BEGIN Material provided

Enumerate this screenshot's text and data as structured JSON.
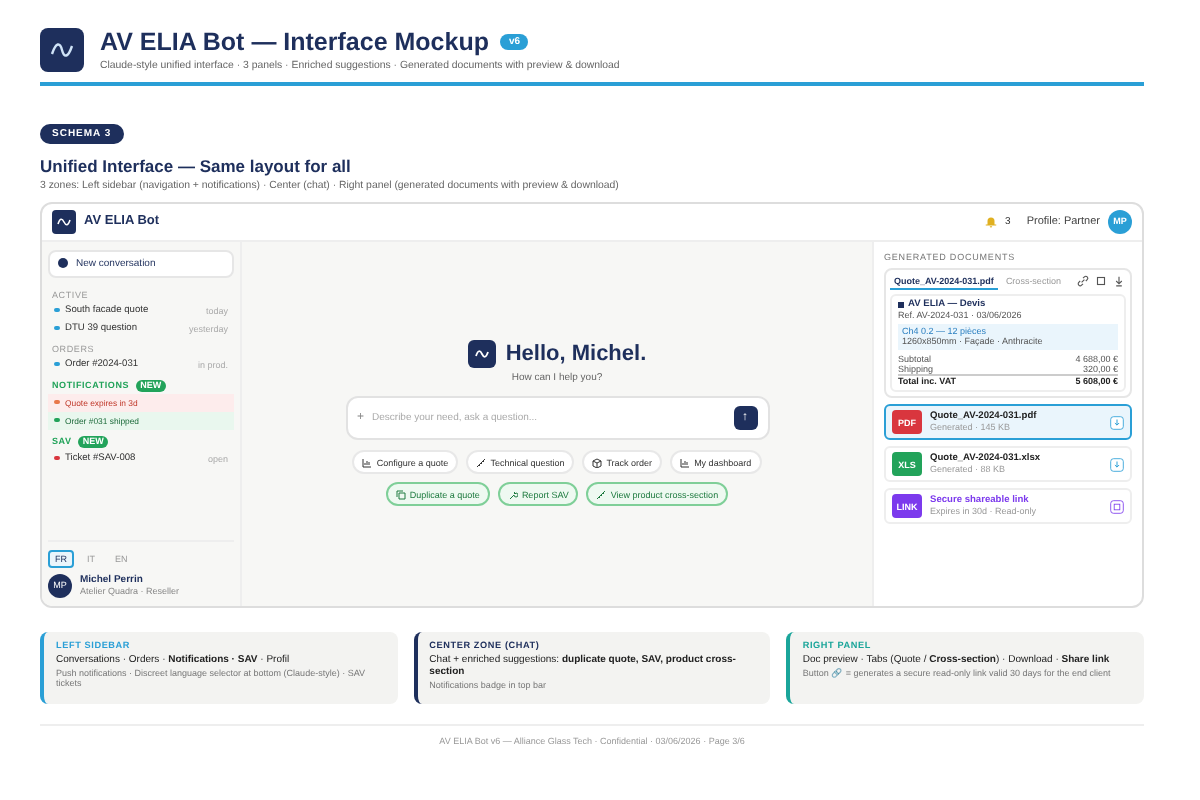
{
  "header": {
    "title": "AV ELIA Bot — Interface Mockup",
    "version": "v6",
    "subtitle": "Claude-style unified interface · 3 panels · Enriched suggestions · Generated documents with preview & download"
  },
  "schema": {
    "badge": "SCHEMA 3",
    "title": "Unified Interface — Same layout for all",
    "subtitle": "3 zones: Left sidebar (navigation + notifications) · Center (chat) · Right panel (generated documents with preview & download)"
  },
  "topbar": {
    "name": "AV ELIA Bot",
    "bell_count": "3",
    "profile": "Profile: Partner",
    "initials": "MP"
  },
  "sidebar": {
    "new_button": "New conversation",
    "sections": [
      {
        "label": "ACTIVE",
        "items": [
          {
            "label": "South facade quote",
            "meta": "today",
            "kind": "normal",
            "color": "#2a9fd6"
          },
          {
            "label": "DTU 39 question",
            "meta": "yesterday",
            "kind": "normal",
            "color": "#2a9fd6"
          }
        ]
      },
      {
        "label": "ORDERS",
        "items": [
          {
            "label": "Order #2024-031",
            "meta": "in prod.",
            "kind": "normal",
            "color": "#2a9fd6"
          }
        ]
      },
      {
        "label": "NOTIFICATIONS",
        "badge": "NEW",
        "items": [
          {
            "label": "Quote expires in 3d",
            "kind": "alert",
            "color": "#e8774a"
          },
          {
            "label": "Order #031 shipped",
            "kind": "success",
            "color": "#22a35a"
          }
        ]
      },
      {
        "label": "SAV",
        "badge": "NEW",
        "items": [
          {
            "label": "Ticket #SAV-008",
            "meta": "open",
            "kind": "normal",
            "color": "#d9363e"
          }
        ]
      }
    ],
    "languages": [
      {
        "label": "FR",
        "selected": true
      },
      {
        "label": "IT",
        "selected": false
      },
      {
        "label": "EN",
        "selected": false
      }
    ],
    "user": {
      "name": "Michel Perrin",
      "role": "Atelier Quadra · Reseller",
      "initials": "MP"
    }
  },
  "chat": {
    "greeting": "Hello, Michel.",
    "prompt": "How can I help you?",
    "placeholder": "Describe your need, ask a question...",
    "plus": "+",
    "send": "↑",
    "suggestions": [
      {
        "label": "Configure a quote",
        "kind": "default"
      },
      {
        "label": "Technical question",
        "kind": "default"
      },
      {
        "label": "Track order",
        "kind": "default"
      },
      {
        "label": "My dashboard",
        "kind": "default"
      },
      {
        "label": "Duplicate a quote",
        "kind": "highlight"
      },
      {
        "label": "Report SAV",
        "kind": "highlight"
      },
      {
        "label": "View product cross-section",
        "kind": "highlight"
      }
    ]
  },
  "panel": {
    "heading": "GENERATED DOCUMENTS",
    "tabs": [
      {
        "label": "Quote_AV-2024-031.pdf",
        "selected": true
      },
      {
        "label": "Cross-section",
        "selected": false
      }
    ],
    "preview": {
      "title": "AV ELIA — Devis",
      "ref": "Ref. AV-2024-031 · 03/06/2026",
      "line": "Ch4 0.2 — 12 pièces",
      "line_sub": "1260x850mm · Façade · Anthracite",
      "rows": [
        {
          "label": "Subtotal",
          "value": "4 688,00 €"
        },
        {
          "label": "Shipping",
          "value": "320,00 €"
        }
      ],
      "total_label": "Total inc. VAT",
      "total": "5 608,00 €"
    },
    "documents": [
      {
        "type": "PDF",
        "name": "Quote_AV-2024-031.pdf",
        "meta": "Generated · 145 KB",
        "selected": true,
        "color": "#d9363e",
        "kind": "download"
      },
      {
        "type": "XLS",
        "name": "Quote_AV-2024-031.xlsx",
        "meta": "Generated · 88 KB",
        "selected": false,
        "color": "#22a35a",
        "kind": "download"
      },
      {
        "type": "LINK",
        "name": "Secure shareable link",
        "meta": "Expires in 30d · Read-only",
        "selected": false,
        "color": "#7c3aed",
        "kind": "link"
      }
    ]
  },
  "notes": [
    {
      "title": "LEFT SIDEBAR",
      "line": "Conversations · Orders · **Notifications · SAV** · Profil",
      "sub": "Push notifications · Discreet language selector at bottom (Claude-style) · SAV tickets",
      "color": "#2a9fd6"
    },
    {
      "title": "CENTER ZONE (CHAT)",
      "line": "Chat + enriched suggestions: **duplicate quote, SAV, product cross-section**",
      "sub": "Notifications badge in top bar",
      "color": "#1e2f5c"
    },
    {
      "title": "RIGHT PANEL",
      "line": "Doc preview · Tabs (Quote / **Cross-section**) · Download · **Share link**",
      "sub": "Button 🔗 = generates a secure read-only link valid 30 days for the end client",
      "color": "#1aa59a"
    }
  ],
  "footer": "AV ELIA Bot v6 — Alliance Glass Tech · Confidential · 03/06/2026 · Page 3/6"
}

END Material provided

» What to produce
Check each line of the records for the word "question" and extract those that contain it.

» Final answer
            "label": "DTU 39 question",
    "placeholder": "Describe your need, ask a question...",
        "label": "Technical question",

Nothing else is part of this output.